The Brochure site has only to make the visitor feel comfortable sharing the site with their boss and with others who are a part of the any purchase decision. No controversy should ever enter into a brochure site. It has to look good. It has to present benefits and features. It has to provide contact information. That’s about it.

The primary goal of the brochure site is to make sure the prospect can find you when they are ready to make a decision. A “conversion” is a phone call or an email.

The three “must get right” conversion strategies for a Brochure business are:

  • The design must be what the visitors want to see. Your design must be professional for people who ware suits to work. It must be fun for creative businesses. It must look unprofessional if you sell hand-crafted products. It must be exciting for adventure-oriented businesses. This is why you call the designer first.
  • It should feature logical tree-like navigation. Since your visitors aren’t really trying to solve a pressing problem, and since they really don’t care that much about what they’re reading, you should organize the content in as logical a manner as possible, so you don’t look sloppy. Those irritating menus that “fly-out” when your cursor accidentally rolls over them are also fine on a brochure site.
  • The contact information must be easy to find. The primary role of a brochure site is to support a sale after the salesperson has been contacted. Think of it as a “leave behind.” Put your phone number on each page and have a simple, clear “Contact Us” page.

The Brochure site is the primary pattern found among business web sites. This is unfortunate, because too many businesses put up brochure sites when they really are counting on the web for sales leads. The result is a site that isn’t a good brochure site, and isn’t a good lead-generation site either.

For example, marketers will optimize their brochure site for search, but see little positive effect because a brochure site is a terrible tool for cold visitors. What these marketers want is a site built on the considered purchase pattern, which we will discuss in part four of this series.

Brochure sites are efficient. Marketers only need to update them when their product lines change, when new news is published, or when they get a new VP of Marketing, who will inevitably want to refresh the site to show how quickly they’re making progress.

The four remaining web site patterns

I’ll next venture into the Portal pattern, a site in which the content takes center stage, and then explore the key conversion strategies for the eCommerce Pattern, the Considered Purchase Pattern and the Site as a Service Pattern. Read on in The Portal Pattern: Core Conversion Marketing Strategies.

I’ll be posting to the Conversion Science column every four weeks, so you should subscribe to the Conversion Science email.

Many of you are going to be surprised at which pattern you end up choosing for your business.


The first pattern is “The Brochure.” Most of the business sites on the Web are like an online brochure. But “The Brochure” is not designed to convert. It’s purpose is to support sales, often after the visitor has already spoken with a salesperson.

If you have a brochure site, you may discover that you really need a site based on one of the other four patterns: a Portal, an eCommerce site, a Considered Purchase site, or a Site as a Service.
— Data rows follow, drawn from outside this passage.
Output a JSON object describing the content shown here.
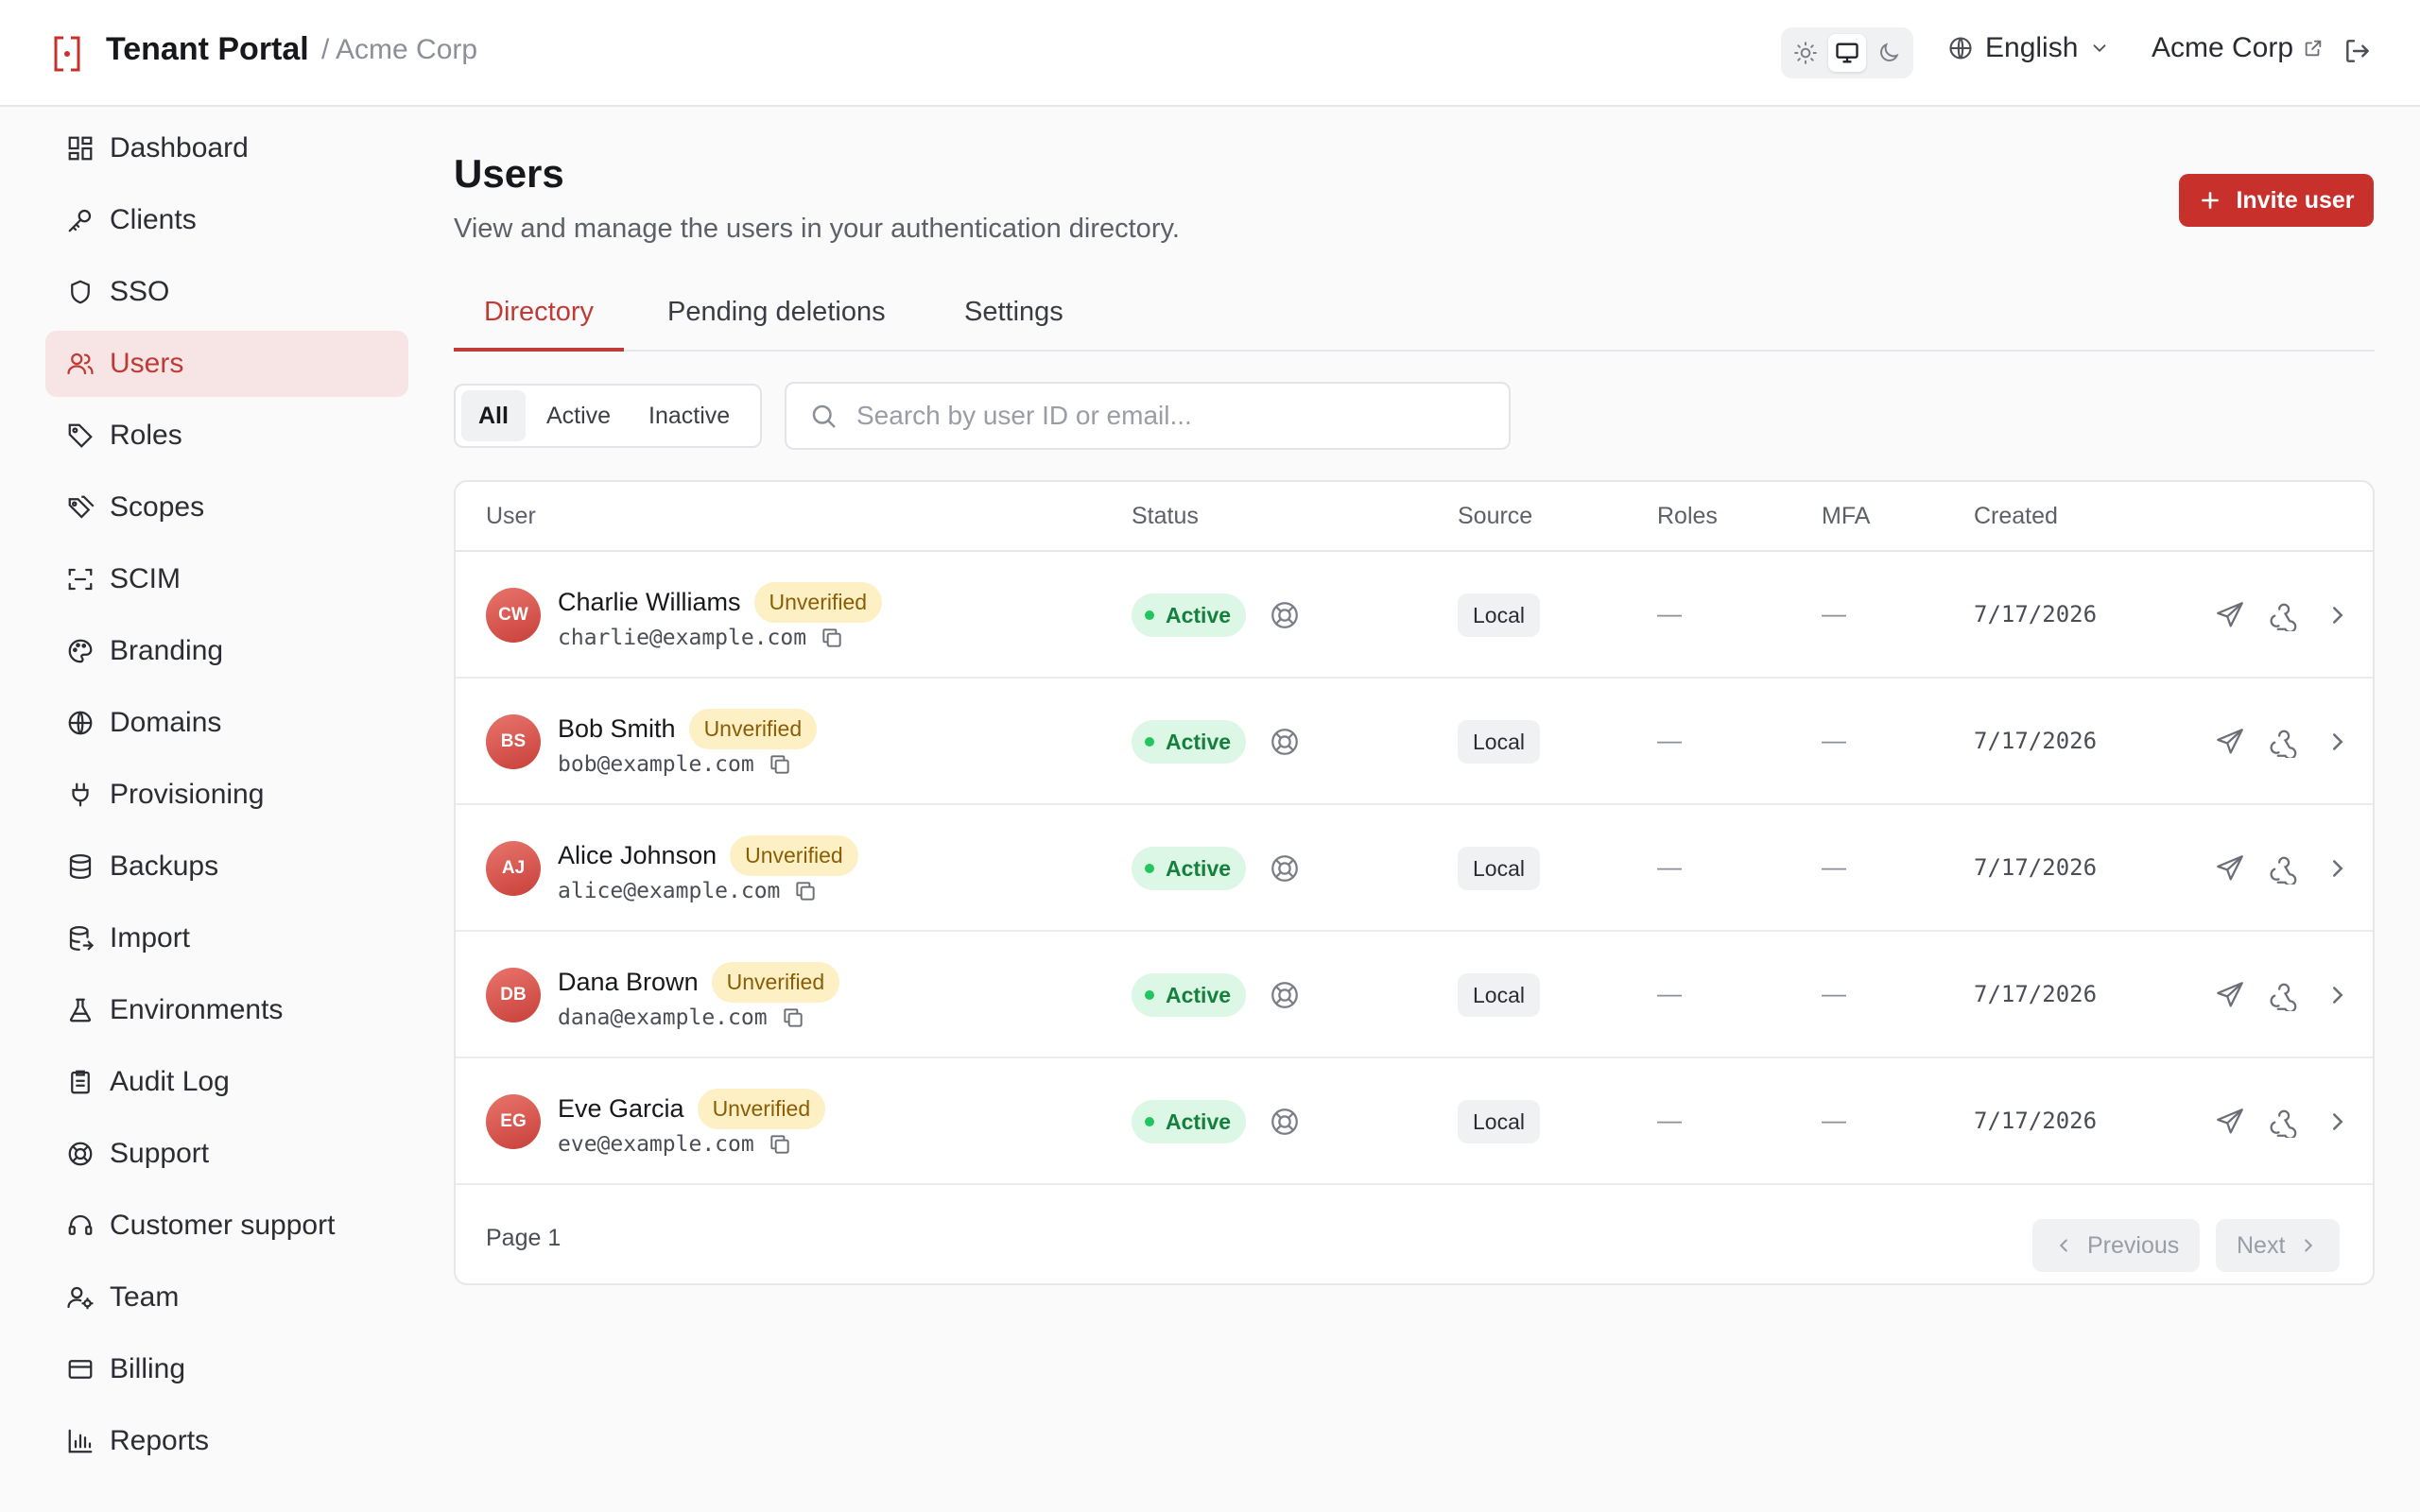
{
  "header": {
    "app_title": "Tenant Portal",
    "breadcrumb": "/ Acme Corp",
    "theme_modes": [
      "light",
      "system",
      "dark"
    ],
    "theme_selected": "system",
    "language": "English",
    "org_link": "Acme Corp"
  },
  "sidebar": {
    "items": [
      {
        "label": "Dashboard",
        "icon": "dashboard-icon"
      },
      {
        "label": "Clients",
        "icon": "key-icon"
      },
      {
        "label": "SSO",
        "icon": "shield-icon"
      },
      {
        "label": "Users",
        "icon": "users-icon",
        "active": true
      },
      {
        "label": "Roles",
        "icon": "tag-icon"
      },
      {
        "label": "Scopes",
        "icon": "tags-icon"
      },
      {
        "label": "SCIM",
        "icon": "scan-icon"
      },
      {
        "label": "Branding",
        "icon": "palette-icon"
      },
      {
        "label": "Domains",
        "icon": "globe-icon"
      },
      {
        "label": "Provisioning",
        "icon": "plug-icon"
      },
      {
        "label": "Backups",
        "icon": "database-icon"
      },
      {
        "label": "Import",
        "icon": "database-import-icon"
      },
      {
        "label": "Environments",
        "icon": "flask-icon"
      },
      {
        "label": "Audit Log",
        "icon": "clipboard-icon"
      },
      {
        "label": "Support",
        "icon": "lifebuoy-icon"
      },
      {
        "label": "Customer support",
        "icon": "headset-icon"
      },
      {
        "label": "Team",
        "icon": "user-cog-icon"
      },
      {
        "label": "Billing",
        "icon": "credit-card-icon"
      },
      {
        "label": "Reports",
        "icon": "bar-chart-icon"
      }
    ]
  },
  "main": {
    "title": "Users",
    "subtitle": "View and manage the users in your authentication directory.",
    "invite_label": "Invite user",
    "tabs": [
      {
        "label": "Directory",
        "active": true
      },
      {
        "label": "Pending deletions"
      },
      {
        "label": "Settings"
      }
    ],
    "filters": [
      {
        "label": "All",
        "active": true
      },
      {
        "label": "Active"
      },
      {
        "label": "Inactive"
      }
    ],
    "search_placeholder": "Search by user ID or email..."
  },
  "table": {
    "columns": [
      "User",
      "Status",
      "Source",
      "Roles",
      "MFA",
      "Created"
    ],
    "rows": [
      {
        "initials": "CW",
        "name": "Charlie Williams",
        "verification": "Unverified",
        "email": "charlie@example.com",
        "status": "Active",
        "source": "Local",
        "roles": "—",
        "mfa": "—",
        "created": "7/17/2026"
      },
      {
        "initials": "BS",
        "name": "Bob Smith",
        "verification": "Unverified",
        "email": "bob@example.com",
        "status": "Active",
        "source": "Local",
        "roles": "—",
        "mfa": "—",
        "created": "7/17/2026"
      },
      {
        "initials": "AJ",
        "name": "Alice Johnson",
        "verification": "Unverified",
        "email": "alice@example.com",
        "status": "Active",
        "source": "Local",
        "roles": "—",
        "mfa": "—",
        "created": "7/17/2026"
      },
      {
        "initials": "DB",
        "name": "Dana Brown",
        "verification": "Unverified",
        "email": "dana@example.com",
        "status": "Active",
        "source": "Local",
        "roles": "—",
        "mfa": "—",
        "created": "7/17/2026"
      },
      {
        "initials": "EG",
        "name": "Eve Garcia",
        "verification": "Unverified",
        "email": "eve@example.com",
        "status": "Active",
        "source": "Local",
        "roles": "—",
        "mfa": "—",
        "created": "7/17/2026"
      }
    ],
    "footer": {
      "page_label": "Page 1",
      "previous_label": "Previous",
      "next_label": "Next"
    }
  },
  "colors": {
    "accent": "#c8302c",
    "active_nav_bg": "#f7e4e5",
    "status_active_bg": "#dcf7e5",
    "status_active_fg": "#15803d",
    "unverified_bg": "#fdf0c4",
    "unverified_fg": "#8a5d06"
  }
}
Over the next four months, I’ll be digging into each, helping you choose the right pattern for your business, and highlighting the conversion strategies that you must get right for each.
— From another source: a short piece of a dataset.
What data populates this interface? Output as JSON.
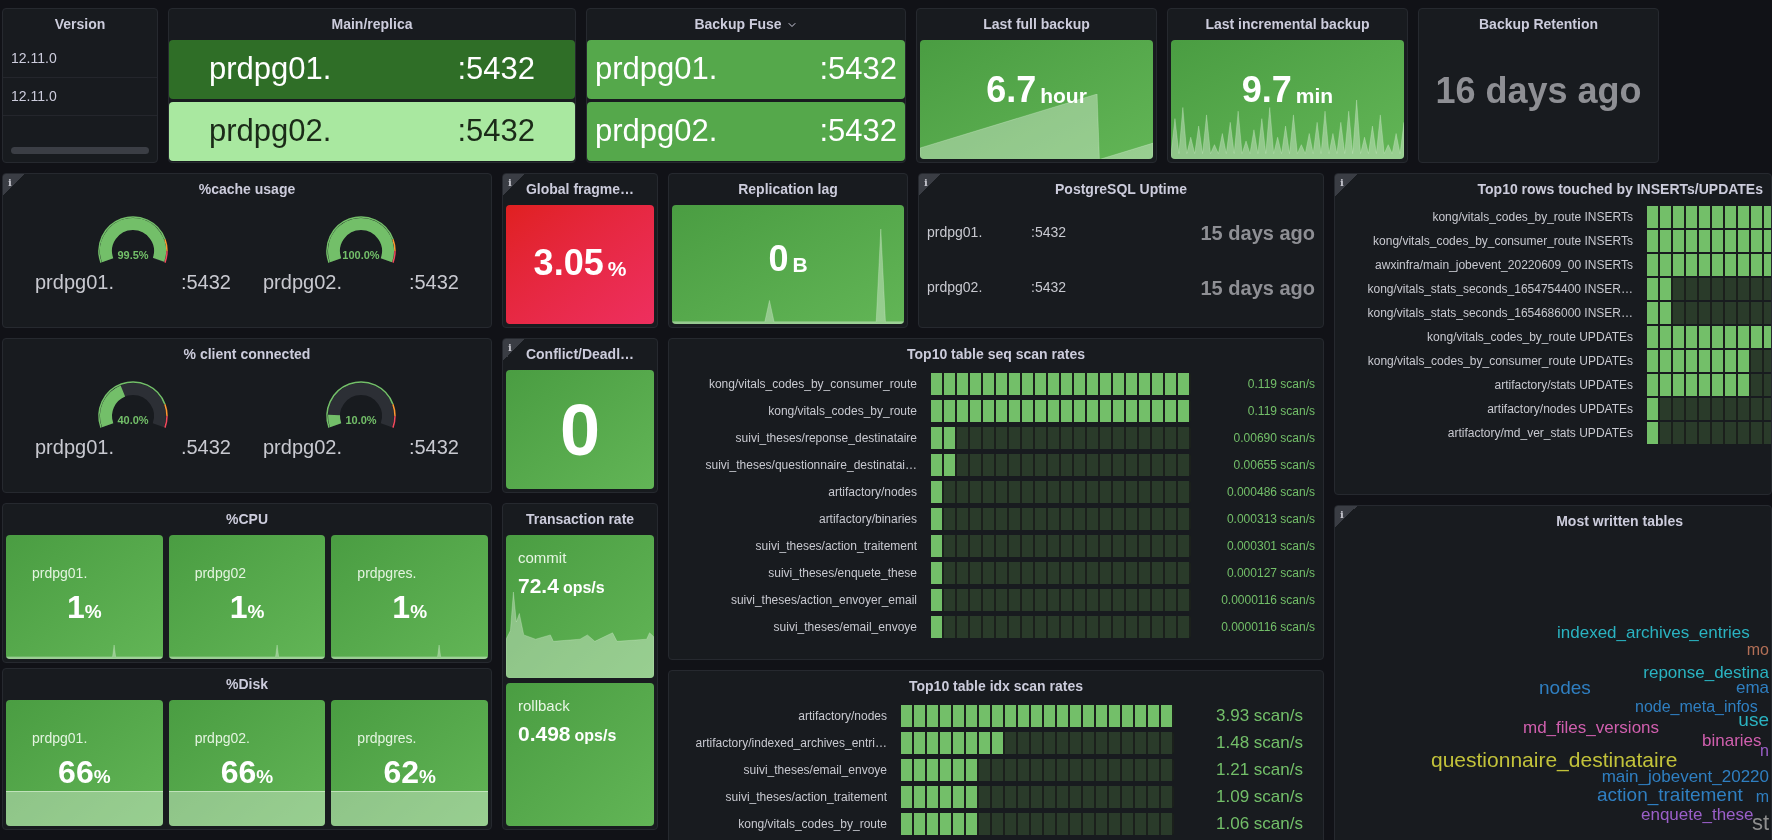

The next installment is coming next week. I’ll send you an email when each of these go live if you subscribe to The Conversion Optimization Blog.

Originally Published: Five Core Patterns of Conversion Marketing for Search Engine Land’s new Conversion Science column.